Untitled (Swing) is the outlier with its somber, more monochromatic palette. Here, as in other paintings, a suited character is held aloft and tethered by wires. He is in an interior environment, but weeds have sprouted from the ground, a neglected stage of sorts. Behind him, a makeshift table supports another, smaller character who, bending from his waist, appears to be searching for something with the light bulb that supplants his head. In front of the painting on the gallery floor, Ndzube has placed a traffic cone with a branch jutting out, capped with a stuffed glove. Well-integrated with the painting in scale and subject matter, the traffic cone calls attention to the scene by urging caution. The restrained figure blindly searches and moves forward, but his chances for freedom seem remote.
Punctuating the space in between the large canvases are several freestanding sculptures, painted drop cloths scattered across the floor and one sculpture that is suspended from the ceiling. The sculptures are a lively counterpoint to the paintings. In one sculpture that is entitled the same as the show, Bhabharosi, a mass of foam vibrates atop a crudely built wood table supported by three hinged table legs outfitted with shoes and mismatched socks. Beneath the arc of an open umbrella, a lightweight fan is whirling. The small motor that powers the sculpture causes an awkward, organic jiggling movement, recalling the scene in Lindsay Anderson’s Oh, Lucky Man! where the secret medical science experiment is revealed to the surprised horror of Malcolm McDowell’s character. Ndzube’s sculpture also seems innocent and amusing at first glance, but there is a slightly menacing aspect that is undefined, like that of a ticking time bomb.
Another sculpture is suspended in air, suggesting a fallen angel captured midflight. Crudely suspended with wires and neckties, the figure, sporting a suit jacket, has an illuminated lampshade for a head that is framed by a long blond wig. An inverted umbrella completes the figure evoking a mermaid’s tail or, as the artist suggests, a seahorse. Ndzube explains that Bhabharosi is something of a shape shifter and here the masculine veers towards the feminine. The sculptures bring to life the exuberance of his characters more forthrightly than his paintings, but combined they tell the full story.

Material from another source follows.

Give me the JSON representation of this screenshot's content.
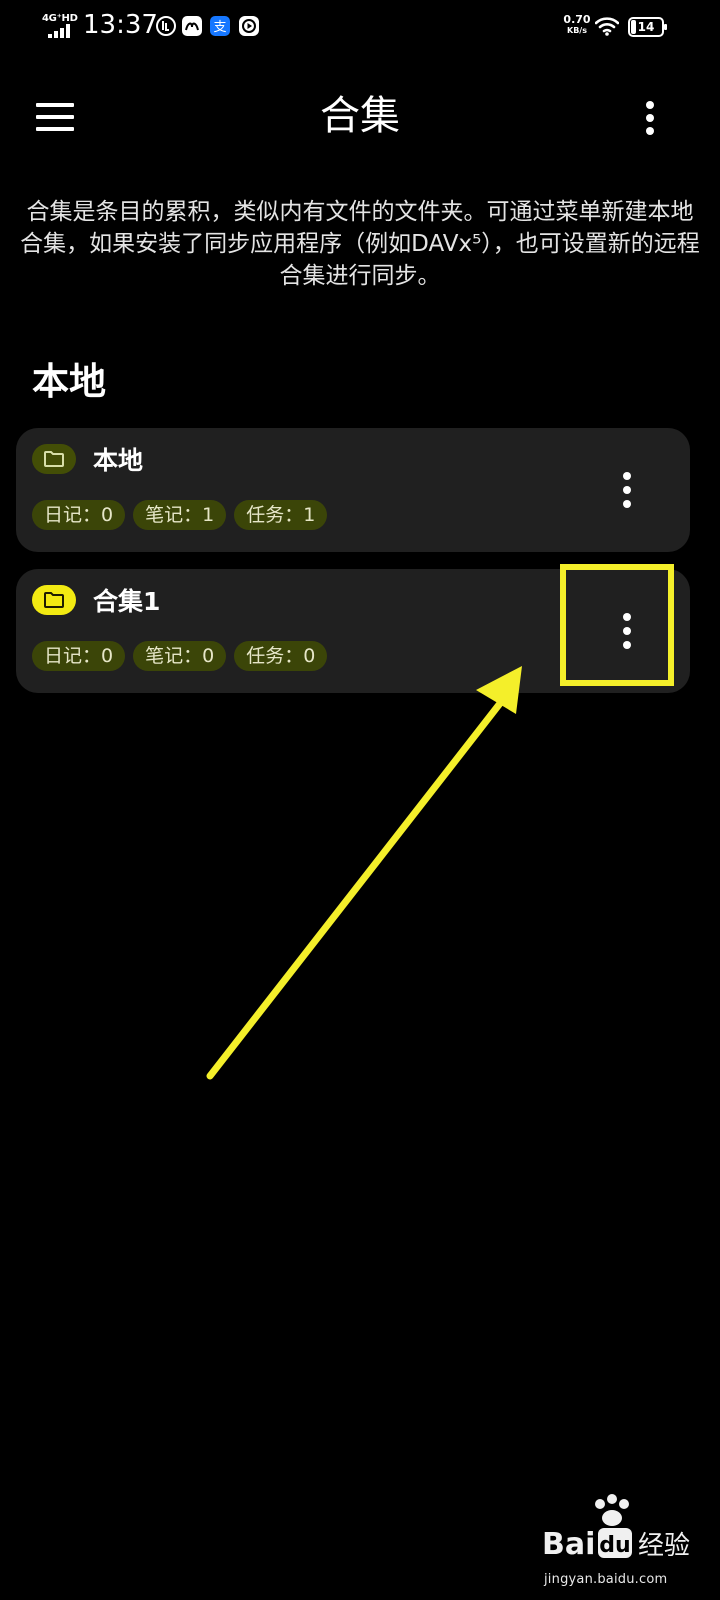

However compelling Ndzube’s fictional and biographical narrative is, his story is not his art. The artwork stands confidently on its own merits and speaks to all of us across continents and cultures. His work defies easy explanations, but the compelling and subliminal mysteries within the imagery engages and functions on a level that is nevertheless effective and moving. Art always operates this way, through poetry and imagination, and Bhabharosi has plenty of each.
Lorraine is an artist and writer living in Los Angeles. She has written about the local arts community for ArtCricketLA and Armseye Magazine and is currently a regular contributor to Art and Cake. In addition to exhibiting her art, Lorraine has her own blog, countingknuckles.com, and her art can be seen on her website lorraineheitzman.com